[DIRECTIONS FOR THIS TASK]:
Report each line of the data below in which "CLEAR" appears.

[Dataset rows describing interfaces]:
══════════

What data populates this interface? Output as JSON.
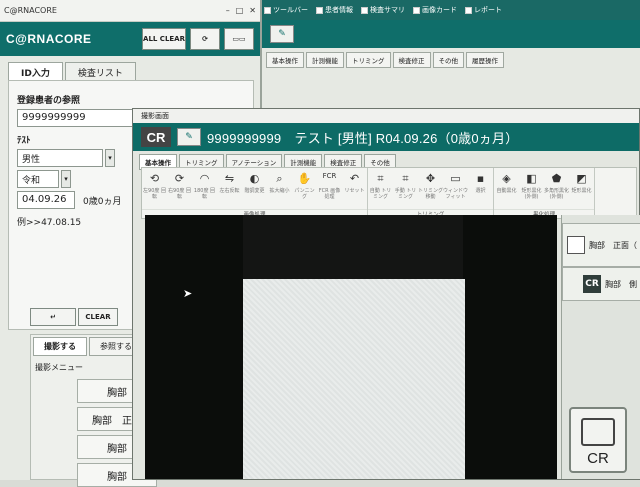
{
  "left": {
    "titlebar": "C@RNACORE",
    "brand": "C@RNACORE",
    "btn_all_clear": "ALL CLEAR",
    "tabs": [
      "ID入力",
      "検査リスト"
    ],
    "section_label": "登録患者の参照",
    "patient_id": "9999999999",
    "name_label": "ﾃｽﾄ",
    "sex": "男性",
    "era": "令和",
    "birthdate": "04.09.26",
    "age": "0歳0ヵ月",
    "example": "例>>47.08.15",
    "enter_label": "↵",
    "clear_label": "CLEAR",
    "bottom_tabs": [
      "撮影する",
      "参照する"
    ],
    "menu_label": "撮影メニュー",
    "menu_items": [
      "胸部",
      "胸部　正面",
      "胸部",
      "胸部"
    ]
  },
  "bg": {
    "checks": [
      "ツールバー",
      "患者情報",
      "検査サマリ",
      "画像カード",
      "レポート"
    ],
    "tabs": [
      "基本操作",
      "計測機能",
      "トリミング",
      "検査修正",
      "その他",
      "履歴操作"
    ]
  },
  "cr": {
    "window_title": "撮影画面",
    "badge": "CR",
    "patient_line": "9999999999　テスト [男性] R04.09.26（0歳0ヵ月）",
    "tabs": [
      "基本操作",
      "トリミング",
      "アノテーション",
      "計測機能",
      "検査修正",
      "その他"
    ],
    "toolbar_groups": [
      {
        "name": "画像処理",
        "items": [
          {
            "icon": "⟲",
            "label": "左90度 回転"
          },
          {
            "icon": "⟳",
            "label": "右90度 回転"
          },
          {
            "icon": "◠",
            "label": "180度 回転"
          },
          {
            "icon": "⇋",
            "label": "左右反転"
          },
          {
            "icon": "◐",
            "label": "階調変更"
          },
          {
            "icon": "⌕",
            "label": "拡大縮小"
          },
          {
            "icon": "✋",
            "label": "パンニング"
          },
          {
            "icon": "FCR",
            "label": "FCR 画像 処理"
          },
          {
            "icon": "↶",
            "label": "リセット"
          }
        ]
      },
      {
        "name": "トリミング",
        "items": [
          {
            "icon": "⌗",
            "label": "自動 トリミング"
          },
          {
            "icon": "⌗",
            "label": "手動 トリミング"
          },
          {
            "icon": "✥",
            "label": "トリミング 移動"
          },
          {
            "icon": "▭",
            "label": "ウィンドウ フィット"
          },
          {
            "icon": "▪",
            "label": "選択"
          }
        ]
      },
      {
        "name": "黒化処理",
        "items": [
          {
            "icon": "◈",
            "label": "自動黒化"
          },
          {
            "icon": "◧",
            "label": "矩形黒化 (外側)"
          },
          {
            "icon": "⬟",
            "label": "多角形黒化 (外側)"
          },
          {
            "icon": "◩",
            "label": "矩形黒化"
          }
        ]
      }
    ],
    "thumbs": [
      {
        "label": "胸部　正面（"
      },
      {
        "label": "胸部　側"
      }
    ],
    "big_button": "CR"
  },
  "colors": {
    "brand_teal": "#0f6e6a"
  }
}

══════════

[YOUR SOLUTION]:
    "btn_all_clear": "ALL CLEAR",
    "clear_label": "CLEAR",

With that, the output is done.